  • Request accommodations in writing, detailing how your ESA aids your condition.
  • Provide any required documentation from a healthcare professional affirming your need for an ESA.
  • Be prepared to explain the distinction between ESAs and service animals, highlighting the role your ESA plays in your daily emotional support.

If an ESA poses a direct threat or significant disruption, your request for access or accommodation might be denied. It’s all about balancing your needs with the practicalities and legalities of the situation at hand, aiming for a solution that respects both your welfare and that of those around you.

Navigating Air Travel with an ESA

When planning to fly out of or into Georgia with your Emotional Support Animal (ESA), you’ll find that the skies aren’t as friendly as they used to be. Recent changes to the Air Carrier Access Act have shifted the landscape, making it essential to check with individual airlines about their specific ESA policies before booking a flight. Each airline now has the freedom to establish its own rules regarding ESAs, which can vary widely.

Expect to provide documentation. Most airlines that still accommodate ESAs require some form of proof, typically a letter from a licensed mental health professional stating your need for the ESA. This documentation must be current – usually dated within the last year.

Preparation is key. Contact the airline well in advance of your travel date to understand their policy and to communicate your intent to bring an ESA. Some airlines have specific forms you and your healthcare provider will need to fill out. Leaving this to the last minute could result in delays or being unable to board with your ESA.

Consider your ESA’s temperament. Airlines that allow ESAs often have behavior standards your pet must meet. This generally means your ESA should be calm and well-behaved in public settings, not pose a danger to others, and cannot disrupt the cabin’s service.

Be aware of breed and size restrictions. Some airlines restrict certain breeds or sizes of animals from flying in the cabin, whether due to safety concerns or space limitations. Check these specifics to avoid surprises at the airport.

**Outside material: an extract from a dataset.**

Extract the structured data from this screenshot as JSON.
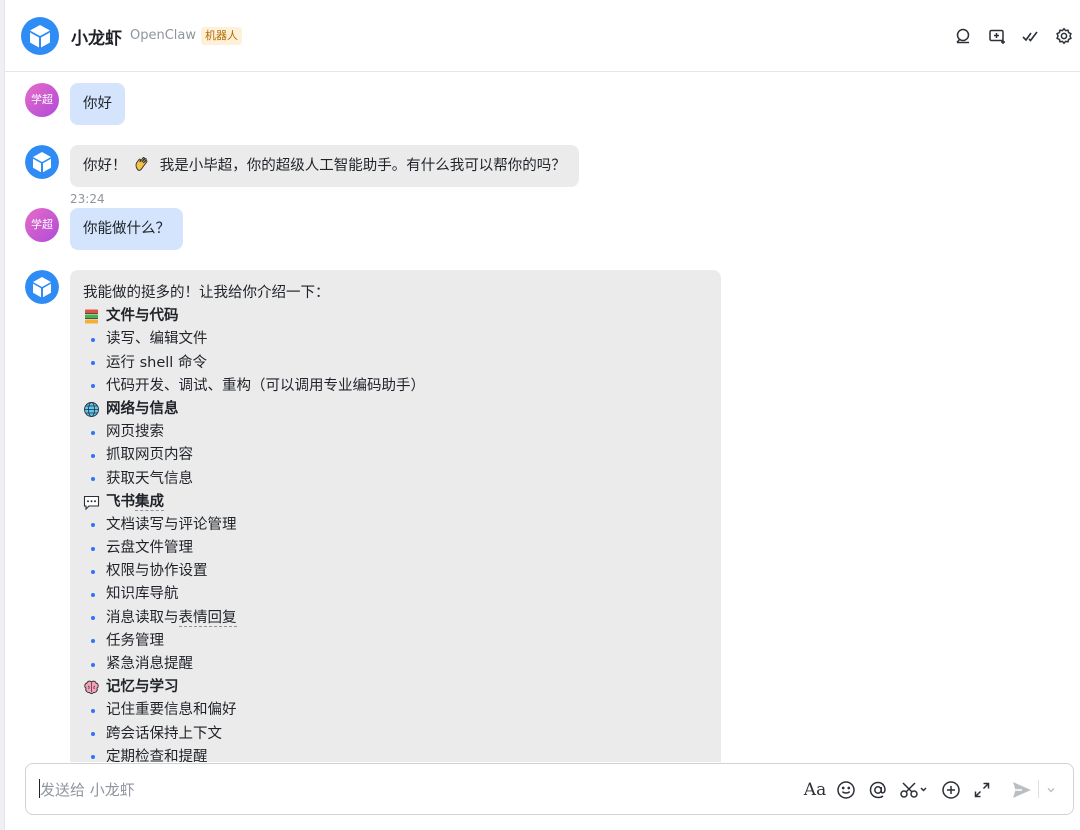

Navigating ESA regulations in Georgia requires a keen understanding of both state and federal laws to ensure you and your emotional support animal can enjoy the rights you’re entitled to. Remember, while ESAs are given certain accommodations in housing and air travel, they’re not granted the same public access as service animals. Staying informed about the specific requirements for documentation and the distinctions between ESAs and service animals is key. Always communicate transparently with landlords and airlines to avoid any potential issues. By keeping these guidelines in mind, you’ll be better equipped to advocate for yourself and your ESA, ensuring a smoother experience in various settings across Georgia.